"The only way to get rid of a temptation is to yield to it. Resist it, and your soul grows sick with longing for the things it has forbidden to itself, with desire for what its monstrous laws have made monstrous and unlawful. It has been said that the great events of the world take place in the brain. It is in the brain, and the brain only, that the great sins of the world take place also. "
Every young person should read this book. Even with such nonsense laced throughout, which is inherently proposed as nonsense, it is still an important read, for one is more likely to spot such nonsense in real life as a result of seeing this absurd story played out to the end.

A Summer List for Our Son

Reading is one of the most important skills a person can develop, for from it flows the ability to gain a certain level of knowledge one needs in any given area all on ones own. Like any skill, there are varying levels, and the earlier you start working at it the better. This is why we've baited our son to read good works this summer - both fiction and non-fiction - because learning never stops when you're home-schooling.
His daily reading chart with books listed on right

Here's the list of books we've asked him to read this summer. He reads 30 minutes a day from this list, and then 10 minutes from the church history series listed at the end.

  1. Ethan Allen and the Green Mountain Boys by Robert N. Webb
  2. Just So Stories - by Rudyard Kipling
  3. Otto of the Silver Hand - by Howard Pyle
  4. Five Little Peppers and How they Grew by Margaret Sidney
  5. Child of the King - by Bill Bright and M. R. Wells

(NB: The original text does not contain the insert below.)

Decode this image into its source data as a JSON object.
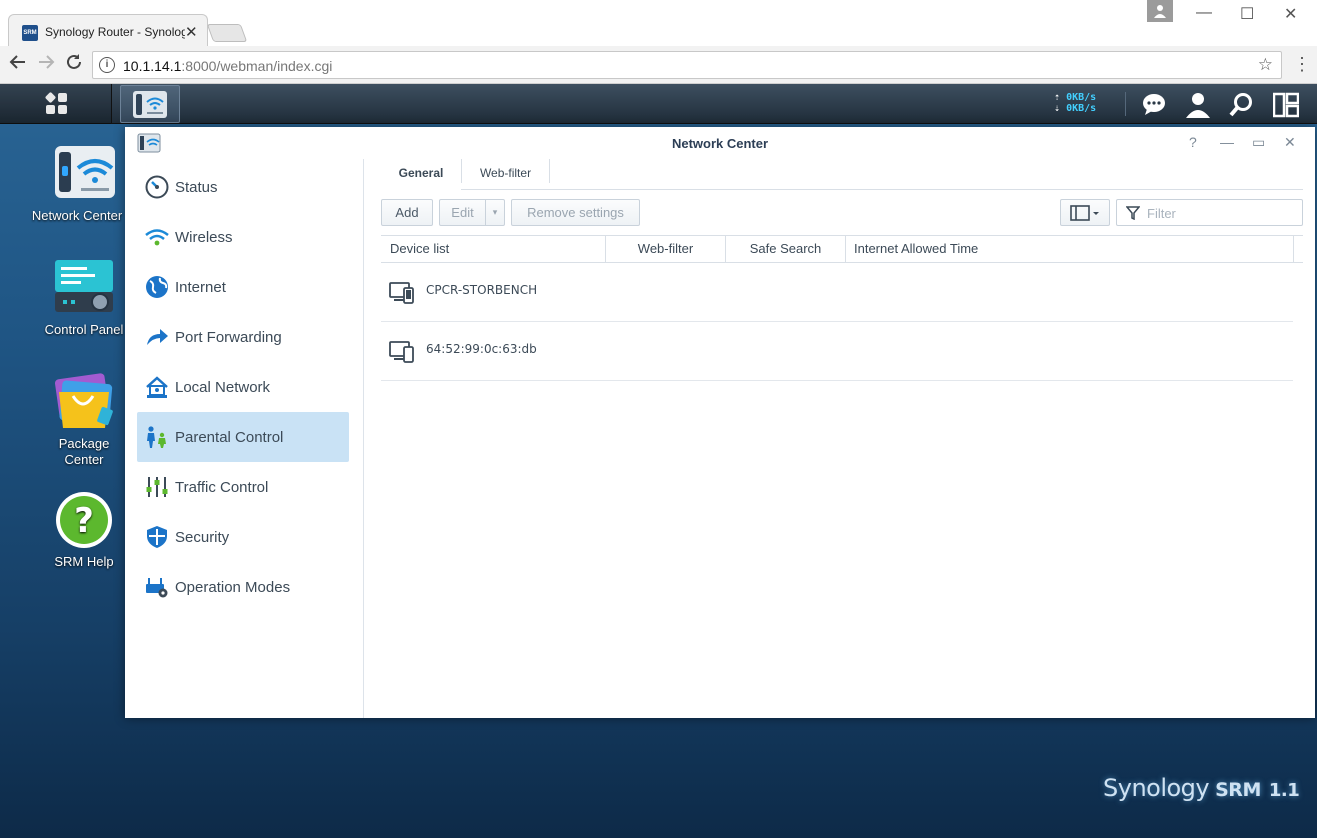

I've also bribed him to read through a church history series called History Lives. We'll go to Magic Springs at the end of the summer if he makes it through the remaining four.

Wider view with Davinci's painting over his bed. What 7 year old doesn't have this setup?
This doesn't take into account the other books he's reading on his own, like re-reading the 3-volume "Operation Red Jericho" series, The Borrowers, various volumes from the Little House series and re-readings of multiple illustrated classics.

Make sure to take some time to pick up some good books this summer. Even if you only read a few pages a day, you'll find that it does something good for the soul. and by the end of the summer, you could have knocked out a large volume, which is a pretty satisfying accomplishment. It's also a great way to keep away from watching too much TV, as Lebron James has learned. And hey, who doesn't want to be like Lebron?

1 comment:

John and Pam Majors said...

A heard a man say he preferred reading to movies because the pictures were better.